• _Your assignment_
Record by record, write out the listing word for word while omitting pictures.

• _The data_
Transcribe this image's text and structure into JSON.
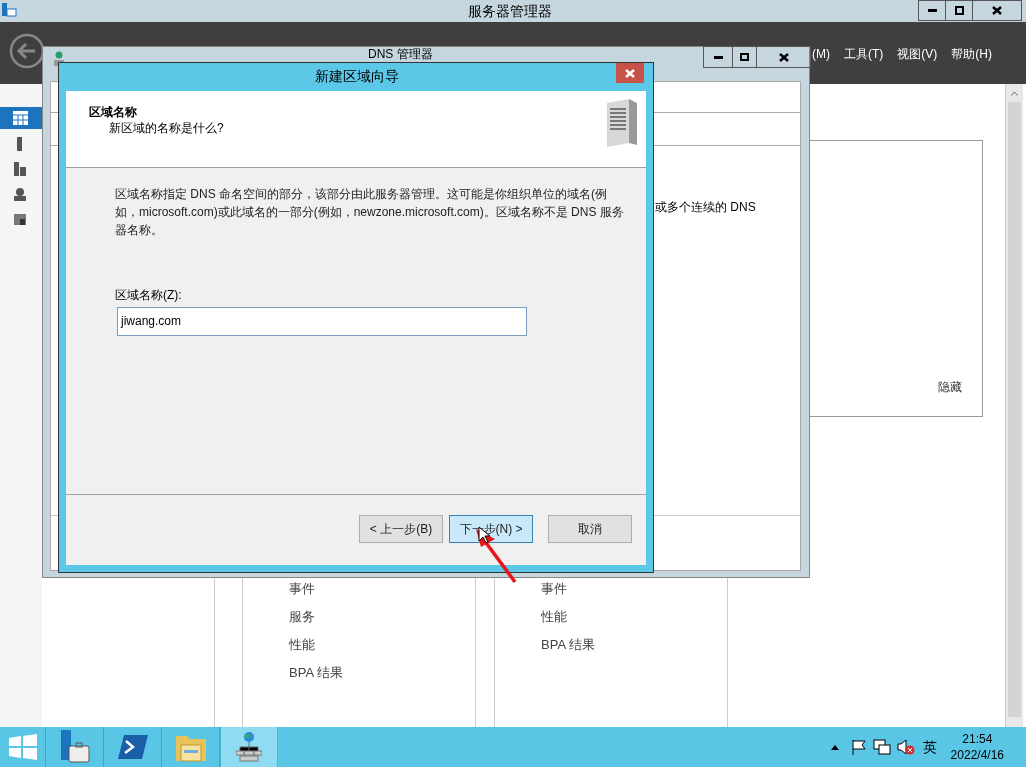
{
  "window": {
    "title": "服务器管理器"
  },
  "menu": [
    {
      "label": "(M)"
    },
    {
      "label": "工具(T)"
    },
    {
      "label": "视图(V)"
    },
    {
      "label": "帮助(H)"
    }
  ],
  "hide_link": "隐藏",
  "panels": [
    {
      "items": [
        "事件",
        "服务",
        "性能",
        "BPA 结果"
      ]
    },
    {
      "items": [
        "事件",
        "性能",
        "BPA 结果"
      ]
    }
  ],
  "dns_window": {
    "title": "DNS 管理器",
    "visible_text": "或多个连续的 DNS"
  },
  "wizard": {
    "title": "新建区域向导",
    "heading": "区域名称",
    "subheading": "新区域的名称是什么?",
    "description": "区域名称指定 DNS 命名空间的部分，该部分由此服务器管理。这可能是你组织单位的域名(例如，microsoft.com)或此域名的一部分(例如，newzone.microsoft.com)。区域名称不是 DNS 服务器名称。",
    "field_label": "区域名称(Z):",
    "field_value": "jiwang.com",
    "buttons": [
      {
        "label": "< 上一步(B)",
        "focused": false
      },
      {
        "label": "下一步(N) >",
        "focused": true
      },
      {
        "label": "取消",
        "focused": false
      }
    ]
  },
  "taskbar": {
    "items": [
      {
        "kind": "start",
        "selected": false
      },
      {
        "kind": "server-manager",
        "selected": false
      },
      {
        "kind": "powershell",
        "selected": false
      },
      {
        "kind": "explorer",
        "selected": false
      },
      {
        "kind": "dns",
        "selected": true
      }
    ],
    "tray_language": "英",
    "time": "21:54",
    "date": "2022/4/16"
  }
}
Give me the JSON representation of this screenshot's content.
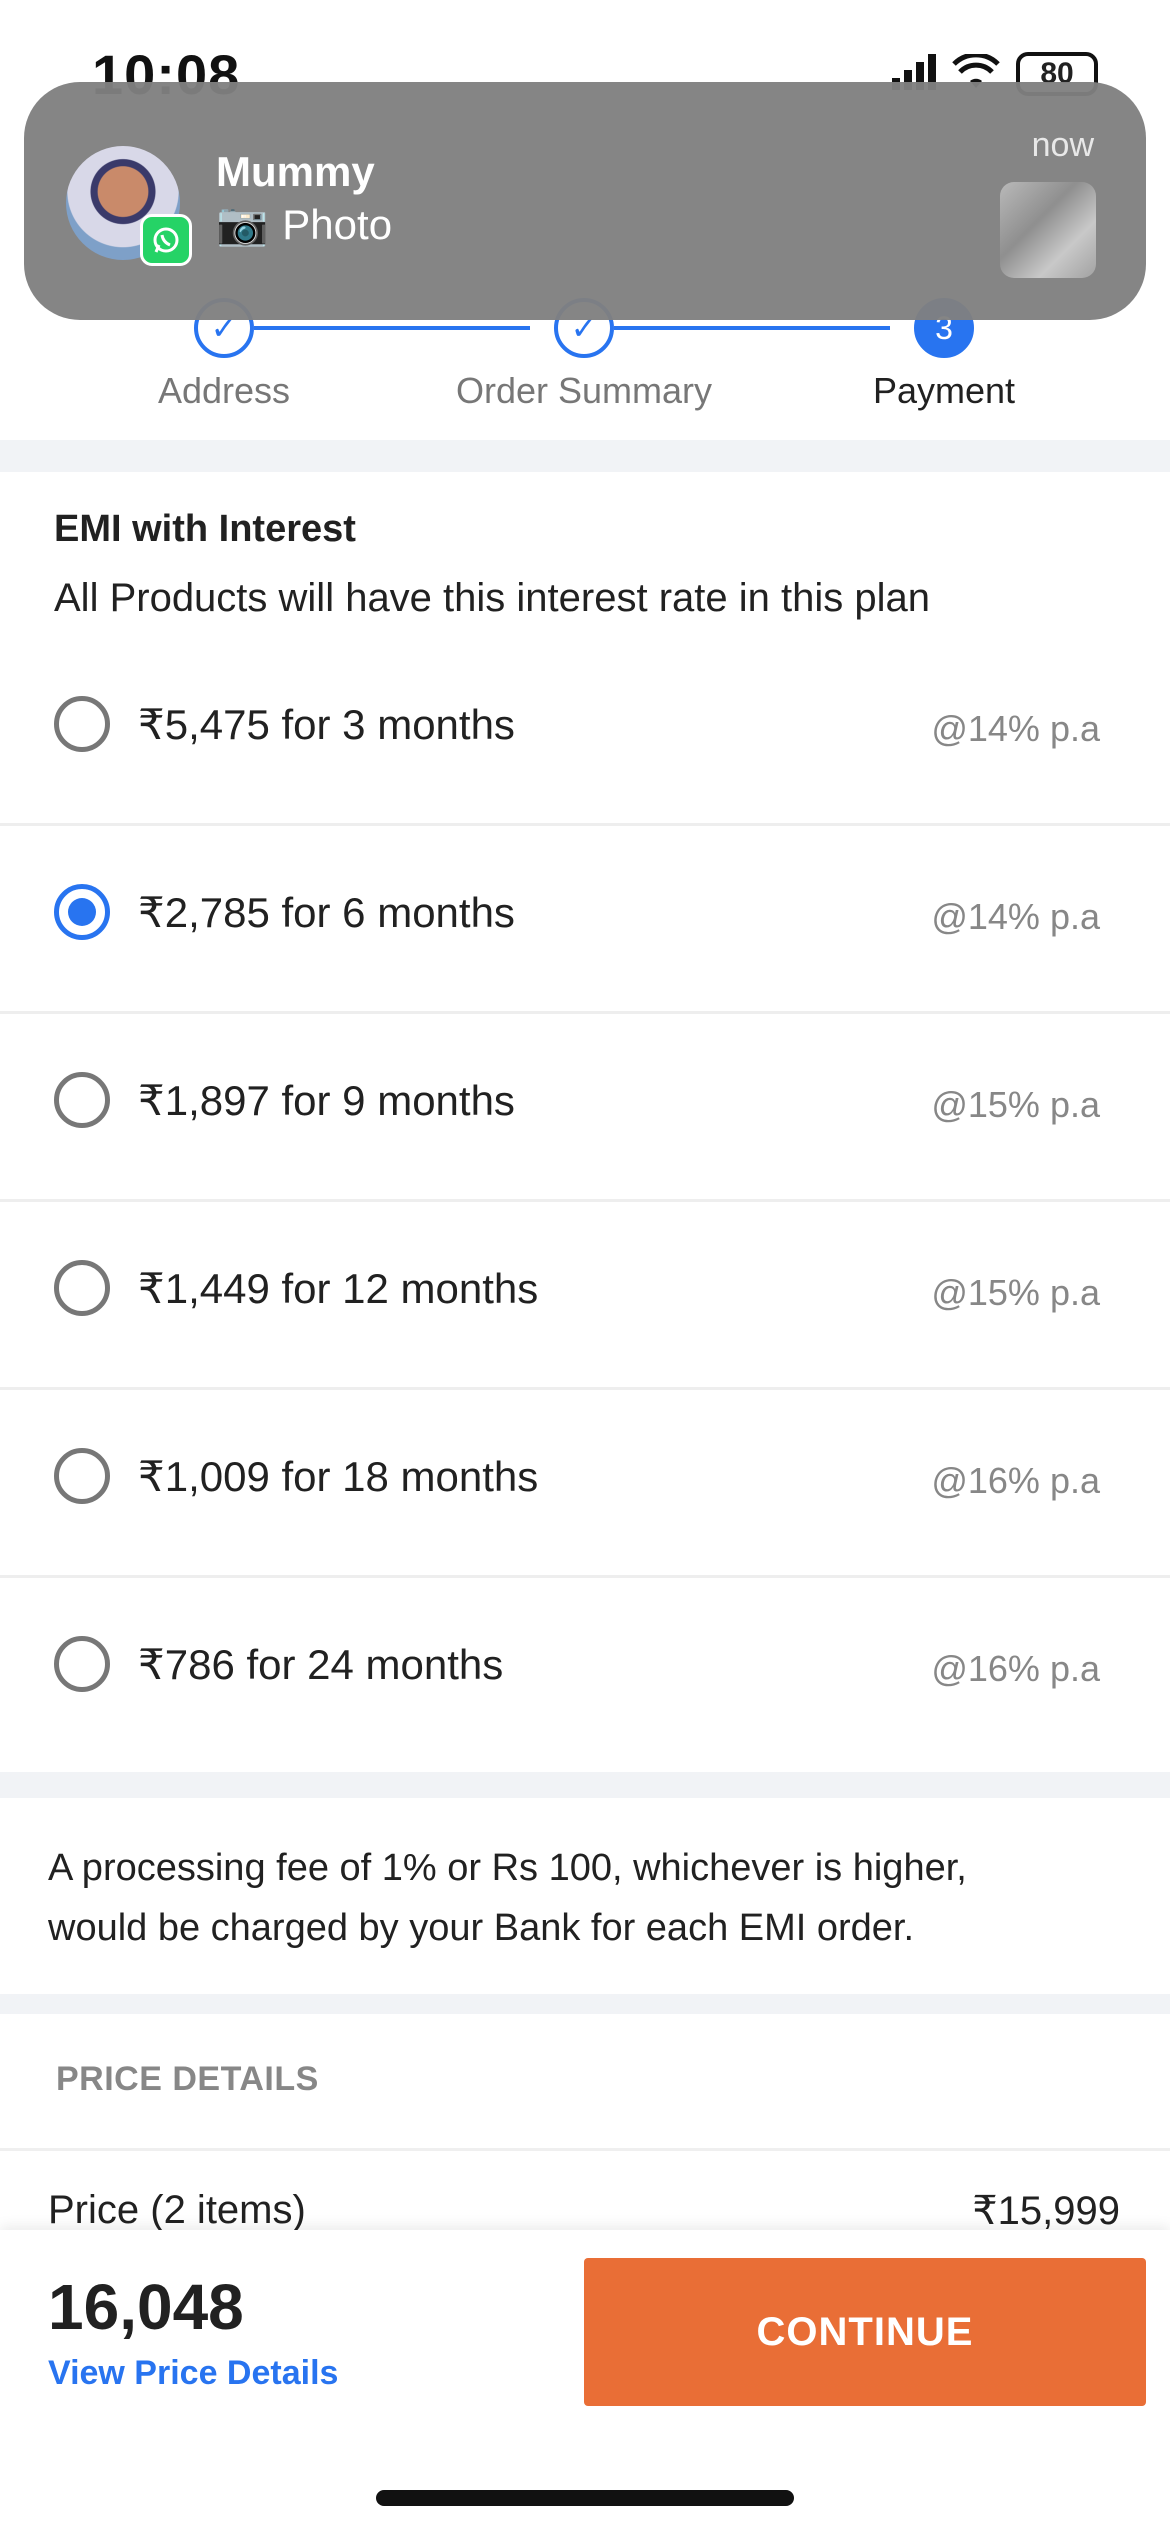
{
  "status_bar": {
    "time": "10:08",
    "battery": "80"
  },
  "notification": {
    "sender": "Mummy",
    "message": "Photo",
    "time": "now",
    "app_badge_icon": "whatsapp-icon",
    "camera_glyph": "📷"
  },
  "stepper": {
    "steps": [
      {
        "label": "Address",
        "state": "done",
        "marker": "✓"
      },
      {
        "label": "Order Summary",
        "state": "done",
        "marker": "✓"
      },
      {
        "label": "Payment",
        "state": "active",
        "marker": "3"
      }
    ]
  },
  "emi": {
    "title": "EMI with Interest",
    "subtitle": "All Products will have this interest rate in this plan",
    "options": [
      {
        "label": "₹5,475 for 3 months",
        "rate": "@14% p.a",
        "selected": false
      },
      {
        "label": "₹2,785 for 6 months",
        "rate": "@14% p.a",
        "selected": true
      },
      {
        "label": "₹1,897 for 9 months",
        "rate": "@15% p.a",
        "selected": false
      },
      {
        "label": "₹1,449 for 12 months",
        "rate": "@15% p.a",
        "selected": false
      },
      {
        "label": "₹1,009 for 18 months",
        "rate": "@16% p.a",
        "selected": false
      },
      {
        "label": "₹786 for 24 months",
        "rate": "@16% p.a",
        "selected": false
      }
    ]
  },
  "processing_fee": {
    "line1": "A processing fee of 1% or Rs 100, whichever is higher,",
    "line2": "would be charged by your Bank for each EMI order."
  },
  "price_details": {
    "header": "PRICE DETAILS",
    "row_label": "Price (2 items)",
    "row_value": "₹15,999"
  },
  "bottom_bar": {
    "total": "16,048",
    "view_details": "View Price Details",
    "continue_label": "CONTINUE"
  },
  "colors": {
    "accent": "#2874f0",
    "cta": "#e96e36"
  }
}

• _Task output_
Transcribe this image's text and structure into JSON.
{
  "window": {
    "title": "服务器管理器"
  },
  "menu": [
    {
      "label": "(M)"
    },
    {
      "label": "工具(T)"
    },
    {
      "label": "视图(V)"
    },
    {
      "label": "帮助(H)"
    }
  ],
  "hide_link": "隐藏",
  "panels": [
    {
      "items": [
        "事件",
        "服务",
        "性能",
        "BPA 结果"
      ]
    },
    {
      "items": [
        "事件",
        "性能",
        "BPA 结果"
      ]
    }
  ],
  "dns_window": {
    "title": "DNS 管理器",
    "visible_text": "或多个连续的 DNS"
  },
  "wizard": {
    "title": "新建区域向导",
    "heading": "区域名称",
    "subheading": "新区域的名称是什么?",
    "description": "区域名称指定 DNS 命名空间的部分，该部分由此服务器管理。这可能是你组织单位的域名(例如，microsoft.com)或此域名的一部分(例如，newzone.microsoft.com)。区域名称不是 DNS 服务器名称。",
    "field_label": "区域名称(Z):",
    "field_value": "jiwang.com",
    "buttons": [
      {
        "label": "< 上一步(B)",
        "focused": false
      },
      {
        "label": "下一步(N) >",
        "focused": true
      },
      {
        "label": "取消",
        "focused": false
      }
    ]
  },
  "taskbar": {
    "items": [
      {
        "kind": "start",
        "selected": false
      },
      {
        "kind": "server-manager",
        "selected": false
      },
      {
        "kind": "powershell",
        "selected": false
      },
      {
        "kind": "explorer",
        "selected": false
      },
      {
        "kind": "dns",
        "selected": true
      }
    ],
    "tray_language": "英",
    "time": "21:54",
    "date": "2022/4/16"
  }
}
Give me the JSON representation of this screenshot's content.
{
  "status_bar": {
    "time": "10:08",
    "battery": "80"
  },
  "notification": {
    "sender": "Mummy",
    "message": "Photo",
    "time": "now",
    "app_badge_icon": "whatsapp-icon",
    "camera_glyph": "📷"
  },
  "stepper": {
    "steps": [
      {
        "label": "Address",
        "state": "done",
        "marker": "✓"
      },
      {
        "label": "Order Summary",
        "state": "done",
        "marker": "✓"
      },
      {
        "label": "Payment",
        "state": "active",
        "marker": "3"
      }
    ]
  },
  "emi": {
    "title": "EMI with Interest",
    "subtitle": "All Products will have this interest rate in this plan",
    "options": [
      {
        "label": "₹5,475 for 3 months",
        "rate": "@14% p.a",
        "selected": false
      },
      {
        "label": "₹2,785 for 6 months",
        "rate": "@14% p.a",
        "selected": true
      },
      {
        "label": "₹1,897 for 9 months",
        "rate": "@15% p.a",
        "selected": false
      },
      {
        "label": "₹1,449 for 12 months",
        "rate": "@15% p.a",
        "selected": false
      },
      {
        "label": "₹1,009 for 18 months",
        "rate": "@16% p.a",
        "selected": false
      },
      {
        "label": "₹786 for 24 months",
        "rate": "@16% p.a",
        "selected": false
      }
    ]
  },
  "processing_fee": {
    "line1": "A processing fee of 1% or Rs 100, whichever is higher,",
    "line2": "would be charged by your Bank for each EMI order."
  },
  "price_details": {
    "header": "PRICE DETAILS",
    "row_label": "Price (2 items)",
    "row_value": "₹15,999"
  },
  "bottom_bar": {
    "total": "16,048",
    "view_details": "View Price Details",
    "continue_label": "CONTINUE"
  },
  "colors": {
    "accent": "#2874f0",
    "cta": "#e96e36"
  }
}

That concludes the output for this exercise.